Serge (English father and deaf French mother) is born into a house in rural England that serves both as a silk production factory and a school for the deaf. His father is obsessed with experimental wireless communication. If you start there, it's not too surprising that your life is going to be a little strange - and his early life is filled with cryptic signals of various kinds. But it's all very grounded in reality.
Later, following a personal tragedy, Serge finds himself in an East European spa before the next time we meet him serving in the Air Force as a radio operator in World War One.Read more ›

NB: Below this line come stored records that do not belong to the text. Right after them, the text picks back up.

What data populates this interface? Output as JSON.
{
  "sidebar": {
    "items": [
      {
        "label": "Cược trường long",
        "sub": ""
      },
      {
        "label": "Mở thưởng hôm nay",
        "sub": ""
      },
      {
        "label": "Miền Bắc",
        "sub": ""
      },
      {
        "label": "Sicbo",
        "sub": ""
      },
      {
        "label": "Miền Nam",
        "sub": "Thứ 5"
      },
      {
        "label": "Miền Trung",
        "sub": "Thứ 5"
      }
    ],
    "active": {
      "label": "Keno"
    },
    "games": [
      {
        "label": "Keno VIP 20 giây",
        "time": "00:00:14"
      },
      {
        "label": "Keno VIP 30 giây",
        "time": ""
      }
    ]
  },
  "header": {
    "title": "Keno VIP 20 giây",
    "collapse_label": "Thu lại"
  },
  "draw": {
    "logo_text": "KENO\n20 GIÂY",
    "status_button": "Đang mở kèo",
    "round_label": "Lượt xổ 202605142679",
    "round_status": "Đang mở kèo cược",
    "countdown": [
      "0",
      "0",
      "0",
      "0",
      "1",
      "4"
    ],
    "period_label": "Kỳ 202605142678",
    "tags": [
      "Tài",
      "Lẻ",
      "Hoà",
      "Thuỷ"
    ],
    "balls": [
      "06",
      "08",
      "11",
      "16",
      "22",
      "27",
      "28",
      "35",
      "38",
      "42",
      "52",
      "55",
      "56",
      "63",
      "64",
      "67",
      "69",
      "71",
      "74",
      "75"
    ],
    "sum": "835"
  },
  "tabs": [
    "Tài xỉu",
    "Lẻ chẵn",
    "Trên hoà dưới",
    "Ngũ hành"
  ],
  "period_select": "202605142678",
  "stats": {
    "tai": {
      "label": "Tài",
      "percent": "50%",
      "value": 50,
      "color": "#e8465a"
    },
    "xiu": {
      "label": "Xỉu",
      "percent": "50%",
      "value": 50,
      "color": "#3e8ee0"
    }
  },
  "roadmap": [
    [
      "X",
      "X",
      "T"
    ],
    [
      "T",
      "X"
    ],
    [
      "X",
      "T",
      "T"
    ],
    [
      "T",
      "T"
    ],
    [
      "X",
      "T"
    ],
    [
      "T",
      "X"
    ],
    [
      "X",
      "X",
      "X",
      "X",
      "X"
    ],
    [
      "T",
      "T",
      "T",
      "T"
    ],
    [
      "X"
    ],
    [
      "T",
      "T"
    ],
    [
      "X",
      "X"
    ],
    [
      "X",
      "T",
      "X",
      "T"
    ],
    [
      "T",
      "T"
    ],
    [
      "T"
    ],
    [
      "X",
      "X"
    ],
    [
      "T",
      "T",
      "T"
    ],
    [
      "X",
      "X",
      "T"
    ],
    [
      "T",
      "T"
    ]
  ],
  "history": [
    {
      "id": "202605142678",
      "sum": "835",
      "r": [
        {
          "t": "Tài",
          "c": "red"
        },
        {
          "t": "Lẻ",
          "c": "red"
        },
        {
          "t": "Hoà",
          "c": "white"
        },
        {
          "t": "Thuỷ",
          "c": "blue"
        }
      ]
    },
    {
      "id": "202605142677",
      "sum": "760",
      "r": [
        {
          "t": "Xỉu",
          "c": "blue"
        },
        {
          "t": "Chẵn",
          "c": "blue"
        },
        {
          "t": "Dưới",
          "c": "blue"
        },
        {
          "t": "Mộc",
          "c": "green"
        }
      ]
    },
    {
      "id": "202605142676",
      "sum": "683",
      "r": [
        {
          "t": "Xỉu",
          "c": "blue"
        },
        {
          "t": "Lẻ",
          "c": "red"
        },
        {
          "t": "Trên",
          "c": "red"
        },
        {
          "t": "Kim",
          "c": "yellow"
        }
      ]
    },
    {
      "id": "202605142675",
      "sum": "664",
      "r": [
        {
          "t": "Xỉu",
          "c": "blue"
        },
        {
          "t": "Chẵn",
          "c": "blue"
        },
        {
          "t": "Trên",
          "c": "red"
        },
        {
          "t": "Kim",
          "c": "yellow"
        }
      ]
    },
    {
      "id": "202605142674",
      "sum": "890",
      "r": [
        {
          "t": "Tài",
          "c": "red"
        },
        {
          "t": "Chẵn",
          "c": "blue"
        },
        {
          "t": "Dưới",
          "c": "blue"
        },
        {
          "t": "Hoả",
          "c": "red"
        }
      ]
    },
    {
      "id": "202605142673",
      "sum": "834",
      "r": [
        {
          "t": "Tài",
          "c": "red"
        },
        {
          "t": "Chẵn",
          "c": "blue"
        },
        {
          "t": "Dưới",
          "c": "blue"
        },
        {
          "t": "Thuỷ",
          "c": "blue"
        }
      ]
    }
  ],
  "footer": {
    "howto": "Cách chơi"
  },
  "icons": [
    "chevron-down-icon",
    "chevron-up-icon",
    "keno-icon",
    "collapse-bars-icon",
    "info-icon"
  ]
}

It's certainly well written. There are moments of sheer brilliance and perfection.
There's a part during the war where Serge's leader is telling him that a mission is being undertaken, by "tunnelers" to lay explosives underneath enemy trenches. They are concerned that the Germans are perhaps performing the same task even further down.
"Serge becomes fascinated with these tunnelers, these moles. He pictures their noses twitching as they alternatively dig and strap on stethoscopes that, pressing to the ground, they listen through for sounds of netherer moles undermining their undermining. If they did hear them doing this, he tells himself, then they could dig an even lower tunnel, undermine the under-undermining: on and on forever, or at least for as long as the volume and mass of the globe allowed it--until the earth gave over to a molten core, or, bypassing this, they emerged in Australia to find there was no war there ...."
A strange book, you get hints of character's eccentricity, but I'm not sure you ever fully know any of the characters. Even Serge.Read more ›
Most Recent Customer Reviews
Reading this book changed the way I approach my own writing. Uncannily consistent voice, detailed and meticulous, poetic and sharp. Read morePublished 5 months ago by Stuart Dummit
so boring, a tiresome string of meaningless information about bugs, drugs and Egypt in early XX century. Read morePublished 7 months ago by Humberto Lucero
This is a beautifully written story. Kind of reminded me, in feeling, style, tone, atmosphere and nuance, of certain passages in The Recognitions, Ada, Gravity's Rainbow, and a lot... Read morePublished 14 months ago by Robert M. Koretsky
Sadly it was unavoidable when doing this review, so for those who have not read this yet, then please do take on board a very clear spoiler alert. Read morePublished 17 months ago by Mr. J. M. Haines
My one-star rating pretty well sums up my feeling about this book.Published on July 25, 2014 by Barbara Gibbs
C has all the ingredients to be another Gravity's Rainbow: war, technology, sex, drugs, intrigue, prison escapes, and a touch of the mystical and supernatural. Read morePublished on April 7, 2014 by Steven Davis
Tom McCarthy's C is a rewarding challenge. The novel focuses on Serge Carrefax who is a bit of a zelig--the story is not really boy meets world, but rather boy exists in world and... Read morePublished on March 1, 2014 by Elizabeth Hendry
"C" is the biography of a certain Serge Carrefax. Narrated in the present tense, it adequately begins with the protagonist's birth in a beautiful and strange manor in the English... Read morePublished on July 8, 2013 by Guillermo Maynez
Readers who already enjoy Tom McCarthy's books will be easy to sell on "C" and they will be satisfied. Read morePublished on May 15, 2013 by gtra1n